Wi-Fi Intersecting Other Protocols
Wi-Fi Intersecting Other Protocols
Wi-Fi is hot, but its not the only wireless network in town. To help integrate and manage the variety of wireless platforms and protocols available to enterprise users, several vendors are readying WLAN products that support not only Wi-Fi but Bluetooth and WANs as well.
At the 802.11 Planet show here last week, Red-M Communications Ltd. introduced Red-Alert, a wireless probe that detects unauthorized 802.11 and Bluetooth signals and runs on the Red-Access box. The Bucks, England, company this summer plans to ship Red-Secure, which will help IT managers enforce security policies in a mixed-vendor environment, officials said.
Myriad companies make Wi-Fi security products, but this is among the first to address Bluetooth, officials said. "Its possible to hack using Bluetooth; we want to detect it," said Red-M CEO Karl Fielder.
Cognio Inc., a startup in Waltham, Mass., this fall will roll out its patent-pending Intelligent Spectrum Management technology, which detects, locates and mediates radio frequency transmissions in the 2.4GHz and 5GHz ranges.
The chip set is designed to work with management platforms such as Computer Associates International Inc.s Unicenter and Hewlett-Packard Co.s OpenView, officials said.
In addition to monitoring, the success of WLAN (wireless LAN) services has been growing, especially among corporate travelers.
"Its being used 60 to 80 percent every day," said Dave Krasner, the Boston-based Northeast regional manager of IT for Hilton Hotels Corp., which charges customers an average of $9.95 per day for use of their WLAN. "Everyone really wants it. We dont have enough bandwidth sometimes."
Hilton is in senior-level talks with several carriers to work out wireless service deals, Krasner said.

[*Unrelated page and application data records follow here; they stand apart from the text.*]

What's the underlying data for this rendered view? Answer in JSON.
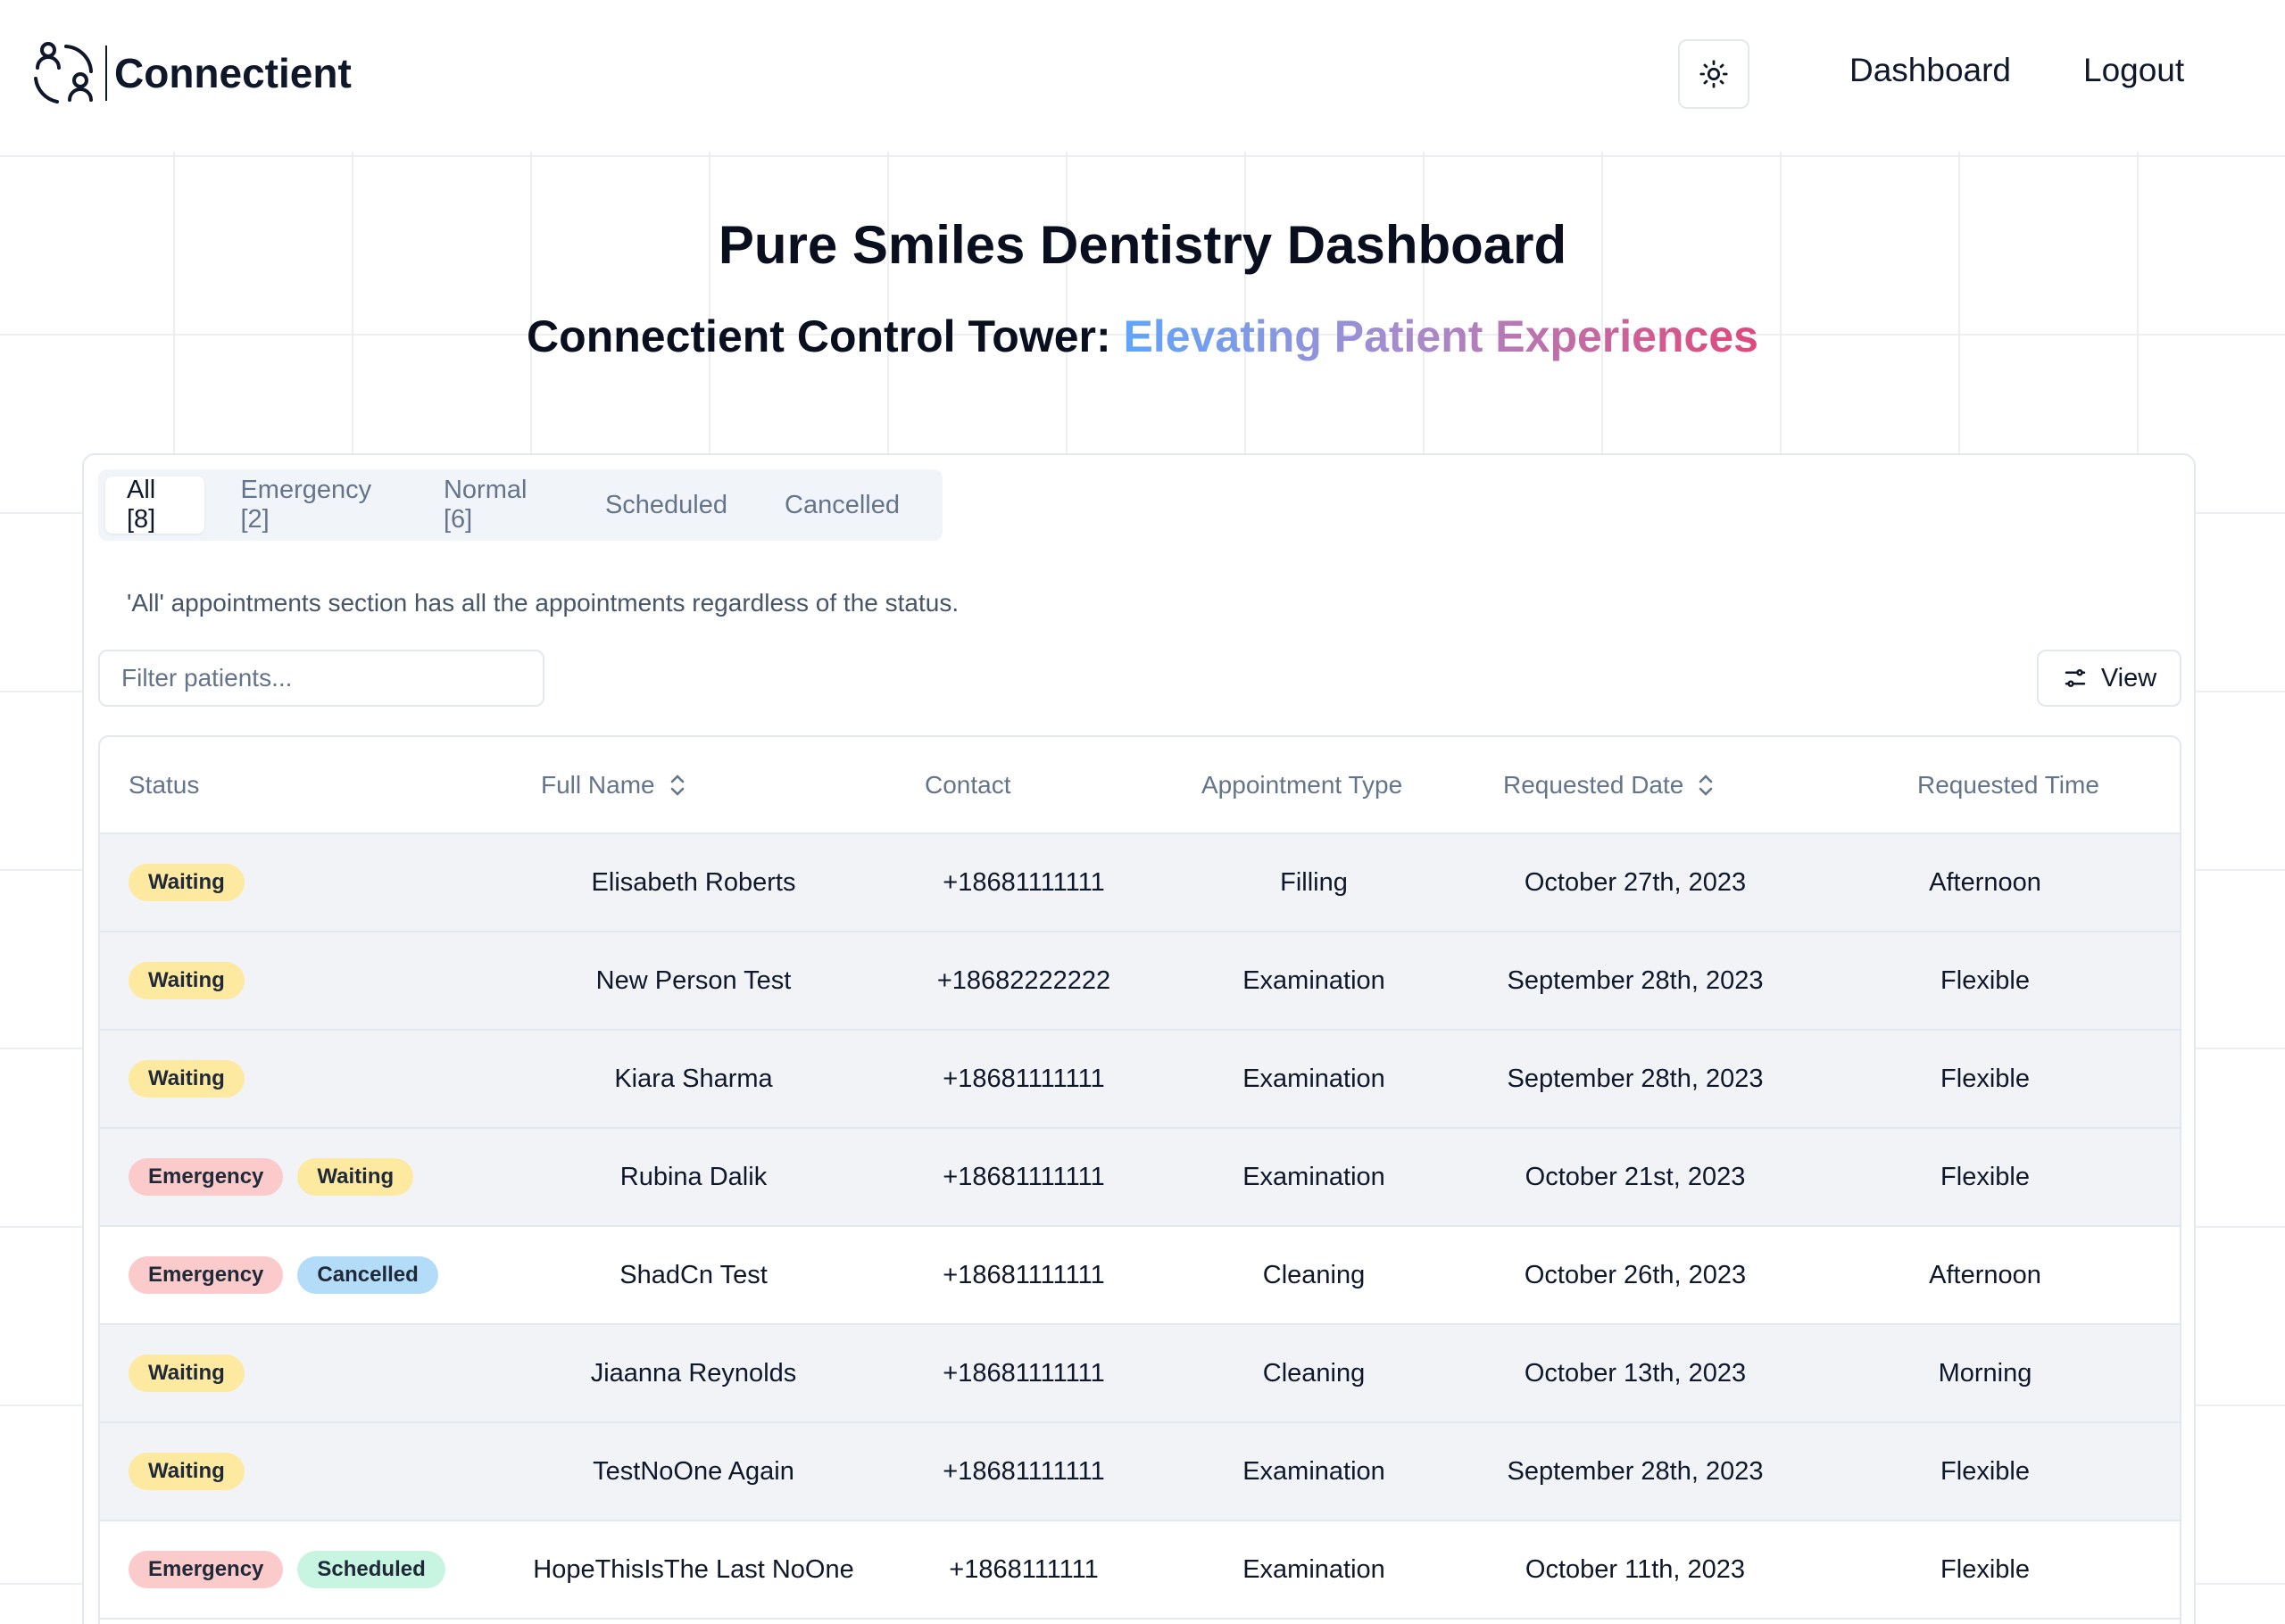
{
  "header": {
    "brand_name": "Connectient",
    "nav": {
      "dashboard": "Dashboard",
      "logout": "Logout"
    }
  },
  "hero": {
    "title": "Pure Smiles Dentistry Dashboard",
    "subtitle_prefix": "Connectient Control Tower: ",
    "subtitle_highlight": "Elevating Patient Experiences"
  },
  "tabs": [
    {
      "label": "All [8]",
      "active": true
    },
    {
      "label": "Emergency [2]",
      "active": false
    },
    {
      "label": "Normal [6]",
      "active": false
    },
    {
      "label": "Scheduled",
      "active": false
    },
    {
      "label": "Cancelled",
      "active": false
    }
  ],
  "description": "'All' appointments section has all the appointments regardless of the status.",
  "filter": {
    "placeholder": "Filter patients..."
  },
  "view_button": "View",
  "table": {
    "columns": [
      "Status",
      "Full Name",
      "Contact",
      "Appointment Type",
      "Requested Date",
      "Requested Time"
    ],
    "rows": [
      {
        "badges": [
          "Waiting"
        ],
        "name": "Elisabeth Roberts",
        "contact": "+18681111111",
        "type": "Filling",
        "date": "October 27th, 2023",
        "time": "Afternoon"
      },
      {
        "badges": [
          "Waiting"
        ],
        "name": "New Person Test",
        "contact": "+18682222222",
        "type": "Examination",
        "date": "September 28th, 2023",
        "time": "Flexible"
      },
      {
        "badges": [
          "Waiting"
        ],
        "name": "Kiara Sharma",
        "contact": "+18681111111",
        "type": "Examination",
        "date": "September 28th, 2023",
        "time": "Flexible"
      },
      {
        "badges": [
          "Emergency",
          "Waiting"
        ],
        "name": "Rubina Dalik",
        "contact": "+18681111111",
        "type": "Examination",
        "date": "October 21st, 2023",
        "time": "Flexible"
      },
      {
        "badges": [
          "Emergency",
          "Cancelled"
        ],
        "name": "ShadCn Test",
        "contact": "+18681111111",
        "type": "Cleaning",
        "date": "October 26th, 2023",
        "time": "Afternoon"
      },
      {
        "badges": [
          "Waiting"
        ],
        "name": "Jiaanna Reynolds",
        "contact": "+18681111111",
        "type": "Cleaning",
        "date": "October 13th, 2023",
        "time": "Morning"
      },
      {
        "badges": [
          "Waiting"
        ],
        "name": "TestNoOne Again",
        "contact": "+18681111111",
        "type": "Examination",
        "date": "September 28th, 2023",
        "time": "Flexible"
      },
      {
        "badges": [
          "Emergency",
          "Scheduled"
        ],
        "name": "HopeThisIsThe Last NoOne",
        "contact": "+1868111111",
        "type": "Examination",
        "date": "October 11th, 2023",
        "time": "Flexible"
      }
    ]
  },
  "colors": {
    "waiting_badge": "#fdeaa0",
    "emergency_badge": "#fbcaca",
    "cancelled_badge": "#b3dcf9",
    "scheduled_badge": "#c7f5e2",
    "gradient_start": "#60a5fa",
    "gradient_end": "#e0487a"
  },
  "icons": {
    "logo": "people-connect-icon",
    "theme": "sun-icon",
    "view": "sliders-icon",
    "sort": "chevron-up-down-icon"
  }
}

On the table is a service that would allow a customer who has Wi-Fi service through a carrier such as T-Mobile USA Inc. or Sprint PCS Group to use that service to get access at a Hilton for no extra charge.
To that end, companies that specialize in Wi-Fi products continue to woo major carriersboth wireless and wire-line operators.
Nomadix Inc. has a new version of its Network Service Engine software, which includes features designed for mobile operators: enhanced roaming, session rate limiting and media access control filtering, ability to fail over to another gateway, duration-based billing support, and better network management.
The company is working with Cometa Networks Inc., a WLAN services wholesaler formed by several companies, including AT&T Corp., IBM and Intel Corp. Target customers include individual venues such as hotels and coffee shops as well as carriers that want to deploy the services themselves.
"You dont want to have to go to McDonalds every time you need wireless access," said Kurt Bauer, senior vice president of field operations at Nomadix, in Westlake Village, Calif.
Proxim Inc. is working with Verizon Communications Inc. to turn Verizons existing pay phones into WLAN hot spots. There are about 150 "hot" phone booths in Manhattan, and the company plans to branch out into other parts of the country by the end of the year, said Proxim officials, in Sunnyvale, Calif.
For its part, RadioFrame Networks Inc. plans to add General Packet Radio Service access points to its repertoire later this year, said officials at the Bellevue, Wash., company. The company makes in-building solutions that bridge 802.11 with Nextel Communications Inc.s Integrated Enhanced Digital Network.
Companies that have always focused solely on WLAN components will continue to do so, with the caveat that WLAN is not just about data anymore, especially now that voice network operators want it.
"Now were working on making sure the wireless LAN infrastructure supports voice," said Rick Bahr, vice president of engineering at wireless chip-set maker Atheros Communications Inc., also in Sunnyvale.
The IEEE is working on a new standard in the WLAN alphabet; the 802.11e protocol is designed for quality of service, which will address the issue of voice over WLAN.
It is developing slowly, though, primarily because the data community and the multimedia community have different ideas of how WLAN traffic should be organized, Bahr said.